ALBANY -- Gov. Andrew M. Cuomo said Thursday enacting a moratorium on teacher evaluations because of concerns about the controversial Common Core academic standards would be "overkill."
The Democrat, who is running for re-election this year, said he's willing to adjust but not delay teacher evaluations. The state's largest teachers union said Cuomo's stance was "incongruent at best" with his approach to students.
With just one week remaining in the 2014 legislative session, Cuomo and state lawmakers have been negotiating changes to the teacher-evaluation system. Currently, students' test scores on Common Core assessment account for 20 percent of a teacher's evaluation.
DATA: English opt-out numbers | Math opt-out numbers
LI test scores - ENGLISH: Grade 3 | 4 | 5 | 6 | 7 | 8
LI test scores - MATH: Grade 3 | 4 | 5 | 6 | 7 | 8
MORE: BOCES proposes changes | Take a sample math test
Earlier this year, lawmakers agreed to delay the impacts of Common Core assessments for students: Common Core-aligned tests for students in grades 3 through 8 won't be included on their transcripts through 2018. Further, school districts can't use the scores as the sole way to determine student placement.
The deal excluded teachers, but Cuomo said in April officials would continue to discuss the issue.
Signaling a change in the discussion, the governor said, "I'm not in favor of a moratorium," while on "The Capitol Pressroom," a public radio program. "Would you be in favor of an adjustment for the possibility that the test scores are not correct? Yes, because that's what we said -- it would be illogical to say I see the inaccuracy for students and the potential harm but not for teachers. So can you find a way to do that? That's what we're working through on that issue."
Sen. John Flanagan (R-East Northport), head of the Senate Education Committee, didn't return a call seeking comment. He previously predicted lawmakers would agree to tweak the teacher-evaluation law before their adjournment for the year -- which is set for next Thursday.

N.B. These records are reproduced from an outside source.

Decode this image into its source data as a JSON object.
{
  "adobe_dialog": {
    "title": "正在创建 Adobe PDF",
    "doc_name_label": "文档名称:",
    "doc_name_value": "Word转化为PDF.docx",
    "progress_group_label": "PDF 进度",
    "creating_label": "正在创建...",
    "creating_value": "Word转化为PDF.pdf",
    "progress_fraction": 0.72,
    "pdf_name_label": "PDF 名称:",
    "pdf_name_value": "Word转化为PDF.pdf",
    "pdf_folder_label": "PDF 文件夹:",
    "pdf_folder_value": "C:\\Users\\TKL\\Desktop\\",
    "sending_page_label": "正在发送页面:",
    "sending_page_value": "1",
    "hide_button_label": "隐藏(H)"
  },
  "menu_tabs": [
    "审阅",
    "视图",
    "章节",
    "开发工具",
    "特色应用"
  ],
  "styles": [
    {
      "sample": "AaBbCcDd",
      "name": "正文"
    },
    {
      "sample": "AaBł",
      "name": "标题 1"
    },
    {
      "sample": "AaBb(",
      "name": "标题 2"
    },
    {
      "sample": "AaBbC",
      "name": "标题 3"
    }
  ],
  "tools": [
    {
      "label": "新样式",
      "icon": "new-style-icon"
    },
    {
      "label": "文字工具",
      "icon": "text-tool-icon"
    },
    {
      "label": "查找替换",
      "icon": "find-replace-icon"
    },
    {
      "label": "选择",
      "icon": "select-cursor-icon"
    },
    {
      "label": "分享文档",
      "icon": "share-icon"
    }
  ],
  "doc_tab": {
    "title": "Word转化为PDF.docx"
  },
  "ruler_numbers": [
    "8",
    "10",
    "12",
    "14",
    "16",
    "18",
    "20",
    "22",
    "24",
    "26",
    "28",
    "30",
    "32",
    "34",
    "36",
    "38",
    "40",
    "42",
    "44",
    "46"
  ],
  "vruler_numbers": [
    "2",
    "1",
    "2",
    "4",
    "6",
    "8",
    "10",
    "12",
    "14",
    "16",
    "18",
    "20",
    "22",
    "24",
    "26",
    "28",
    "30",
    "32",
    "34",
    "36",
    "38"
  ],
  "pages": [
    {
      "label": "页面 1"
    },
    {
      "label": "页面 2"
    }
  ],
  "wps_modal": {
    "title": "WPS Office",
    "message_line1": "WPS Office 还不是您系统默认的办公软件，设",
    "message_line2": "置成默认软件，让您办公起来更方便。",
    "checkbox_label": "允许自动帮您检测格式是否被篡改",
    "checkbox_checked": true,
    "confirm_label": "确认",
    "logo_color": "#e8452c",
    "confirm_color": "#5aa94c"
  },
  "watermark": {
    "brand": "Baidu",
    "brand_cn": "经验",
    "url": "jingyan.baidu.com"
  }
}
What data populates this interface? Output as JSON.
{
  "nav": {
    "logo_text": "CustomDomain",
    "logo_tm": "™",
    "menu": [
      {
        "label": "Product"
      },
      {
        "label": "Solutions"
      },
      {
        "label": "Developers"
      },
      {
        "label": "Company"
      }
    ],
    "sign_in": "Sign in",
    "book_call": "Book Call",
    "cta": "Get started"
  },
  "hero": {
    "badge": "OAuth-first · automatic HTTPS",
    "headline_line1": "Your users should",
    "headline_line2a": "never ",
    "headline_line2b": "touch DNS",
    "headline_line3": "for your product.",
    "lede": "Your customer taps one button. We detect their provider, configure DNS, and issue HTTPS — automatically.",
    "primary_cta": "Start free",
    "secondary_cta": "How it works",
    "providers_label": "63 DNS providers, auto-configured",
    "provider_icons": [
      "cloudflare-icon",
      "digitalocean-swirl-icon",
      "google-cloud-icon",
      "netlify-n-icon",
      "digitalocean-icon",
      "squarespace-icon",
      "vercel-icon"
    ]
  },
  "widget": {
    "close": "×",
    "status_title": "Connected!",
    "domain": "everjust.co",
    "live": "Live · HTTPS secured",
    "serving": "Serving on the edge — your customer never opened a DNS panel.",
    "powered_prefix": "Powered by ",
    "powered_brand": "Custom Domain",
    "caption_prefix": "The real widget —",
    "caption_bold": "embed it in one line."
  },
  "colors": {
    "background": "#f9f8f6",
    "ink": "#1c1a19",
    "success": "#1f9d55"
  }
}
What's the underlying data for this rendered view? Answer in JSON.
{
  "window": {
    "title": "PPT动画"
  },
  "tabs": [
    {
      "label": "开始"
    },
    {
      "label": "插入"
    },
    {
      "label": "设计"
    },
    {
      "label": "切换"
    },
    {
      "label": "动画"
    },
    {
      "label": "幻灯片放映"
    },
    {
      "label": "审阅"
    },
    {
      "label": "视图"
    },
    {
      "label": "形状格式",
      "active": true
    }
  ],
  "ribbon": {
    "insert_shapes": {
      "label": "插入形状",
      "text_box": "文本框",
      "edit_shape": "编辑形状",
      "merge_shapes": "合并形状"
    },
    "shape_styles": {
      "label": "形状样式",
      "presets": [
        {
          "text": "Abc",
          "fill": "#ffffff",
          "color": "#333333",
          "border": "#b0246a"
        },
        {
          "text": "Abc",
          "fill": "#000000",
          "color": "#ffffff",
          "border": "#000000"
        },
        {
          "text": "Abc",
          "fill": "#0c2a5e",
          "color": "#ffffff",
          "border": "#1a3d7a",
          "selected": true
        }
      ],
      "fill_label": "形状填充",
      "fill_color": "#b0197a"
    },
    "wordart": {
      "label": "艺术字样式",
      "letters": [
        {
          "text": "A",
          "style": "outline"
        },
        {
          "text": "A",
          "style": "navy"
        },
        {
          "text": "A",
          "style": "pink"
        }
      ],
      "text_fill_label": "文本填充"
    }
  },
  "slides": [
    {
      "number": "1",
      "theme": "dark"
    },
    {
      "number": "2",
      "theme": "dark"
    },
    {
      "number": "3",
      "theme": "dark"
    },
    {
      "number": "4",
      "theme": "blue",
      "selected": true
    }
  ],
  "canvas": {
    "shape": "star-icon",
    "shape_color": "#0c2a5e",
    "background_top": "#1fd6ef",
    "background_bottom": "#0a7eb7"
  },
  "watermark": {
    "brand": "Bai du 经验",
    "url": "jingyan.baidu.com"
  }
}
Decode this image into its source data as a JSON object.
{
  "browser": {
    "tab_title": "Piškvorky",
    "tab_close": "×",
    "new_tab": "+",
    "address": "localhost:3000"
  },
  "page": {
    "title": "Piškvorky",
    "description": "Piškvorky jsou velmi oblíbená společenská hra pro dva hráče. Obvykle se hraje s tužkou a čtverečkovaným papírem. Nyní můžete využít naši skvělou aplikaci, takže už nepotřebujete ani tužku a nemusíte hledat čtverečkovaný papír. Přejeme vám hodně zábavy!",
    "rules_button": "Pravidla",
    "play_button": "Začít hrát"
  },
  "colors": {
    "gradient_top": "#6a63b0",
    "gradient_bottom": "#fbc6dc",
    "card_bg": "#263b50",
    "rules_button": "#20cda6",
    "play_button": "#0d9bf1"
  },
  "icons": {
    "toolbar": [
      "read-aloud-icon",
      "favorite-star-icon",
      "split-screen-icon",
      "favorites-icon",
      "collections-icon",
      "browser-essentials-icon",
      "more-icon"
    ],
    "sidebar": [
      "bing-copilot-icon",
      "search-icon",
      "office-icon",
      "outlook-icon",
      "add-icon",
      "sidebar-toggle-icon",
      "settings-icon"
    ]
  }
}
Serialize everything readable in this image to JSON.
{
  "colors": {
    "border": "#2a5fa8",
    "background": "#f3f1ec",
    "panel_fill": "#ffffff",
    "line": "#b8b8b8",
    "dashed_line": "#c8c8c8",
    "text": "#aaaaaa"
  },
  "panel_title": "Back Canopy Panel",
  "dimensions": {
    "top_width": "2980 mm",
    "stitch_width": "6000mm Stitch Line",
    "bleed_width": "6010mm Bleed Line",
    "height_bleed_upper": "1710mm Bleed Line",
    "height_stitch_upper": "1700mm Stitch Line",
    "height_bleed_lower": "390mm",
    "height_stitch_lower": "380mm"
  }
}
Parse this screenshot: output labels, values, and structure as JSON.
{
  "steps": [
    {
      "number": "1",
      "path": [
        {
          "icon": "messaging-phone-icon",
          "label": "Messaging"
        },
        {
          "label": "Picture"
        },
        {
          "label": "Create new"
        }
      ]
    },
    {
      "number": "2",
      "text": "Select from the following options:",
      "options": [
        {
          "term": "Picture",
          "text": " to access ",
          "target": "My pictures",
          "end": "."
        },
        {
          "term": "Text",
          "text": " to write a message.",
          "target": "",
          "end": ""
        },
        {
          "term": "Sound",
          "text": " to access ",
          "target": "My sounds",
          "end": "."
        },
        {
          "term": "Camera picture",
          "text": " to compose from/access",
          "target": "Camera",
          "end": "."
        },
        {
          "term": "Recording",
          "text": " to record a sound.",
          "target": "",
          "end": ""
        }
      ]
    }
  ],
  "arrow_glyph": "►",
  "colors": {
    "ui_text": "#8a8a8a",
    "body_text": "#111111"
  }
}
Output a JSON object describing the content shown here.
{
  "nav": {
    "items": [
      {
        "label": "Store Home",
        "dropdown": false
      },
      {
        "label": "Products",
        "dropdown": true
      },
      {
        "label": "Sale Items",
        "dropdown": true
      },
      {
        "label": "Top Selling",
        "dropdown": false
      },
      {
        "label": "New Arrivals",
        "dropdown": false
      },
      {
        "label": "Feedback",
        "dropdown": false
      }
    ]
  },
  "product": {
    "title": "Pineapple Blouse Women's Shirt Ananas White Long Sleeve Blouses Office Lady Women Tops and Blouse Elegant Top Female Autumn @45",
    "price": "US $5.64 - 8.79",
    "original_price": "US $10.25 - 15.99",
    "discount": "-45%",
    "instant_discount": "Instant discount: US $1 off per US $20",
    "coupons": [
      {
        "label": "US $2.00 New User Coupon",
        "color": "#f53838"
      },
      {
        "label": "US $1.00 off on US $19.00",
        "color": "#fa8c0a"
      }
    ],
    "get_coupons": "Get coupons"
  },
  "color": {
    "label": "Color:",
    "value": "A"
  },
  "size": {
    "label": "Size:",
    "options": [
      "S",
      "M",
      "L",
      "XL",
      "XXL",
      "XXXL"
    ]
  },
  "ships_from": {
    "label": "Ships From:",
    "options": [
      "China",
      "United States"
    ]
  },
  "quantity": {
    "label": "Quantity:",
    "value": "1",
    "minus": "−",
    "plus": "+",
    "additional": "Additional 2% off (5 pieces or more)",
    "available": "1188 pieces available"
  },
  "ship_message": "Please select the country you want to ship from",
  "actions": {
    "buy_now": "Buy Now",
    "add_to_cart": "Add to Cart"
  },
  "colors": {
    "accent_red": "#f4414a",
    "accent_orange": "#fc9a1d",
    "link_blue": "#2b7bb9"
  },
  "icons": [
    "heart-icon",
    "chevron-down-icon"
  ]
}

A spokesman for New York State United Teachers called Cuomo's position inconsistent.
"If standardized test scores are so unreliable and inaccurate they can't be used for students, how can these unreliable and inaccurate scores be used as part of teacher evaluations?" NYSUT spokesman Carl Korn said in an email. "It's incongruent at best. We need to hit the 'delay' button on using flawed standardized test results for high-stakes consequences for teachers. Talks continue with the governor's office and legislative leaders, and we are guardedly optimistic we can reach an agreement before the end of the session."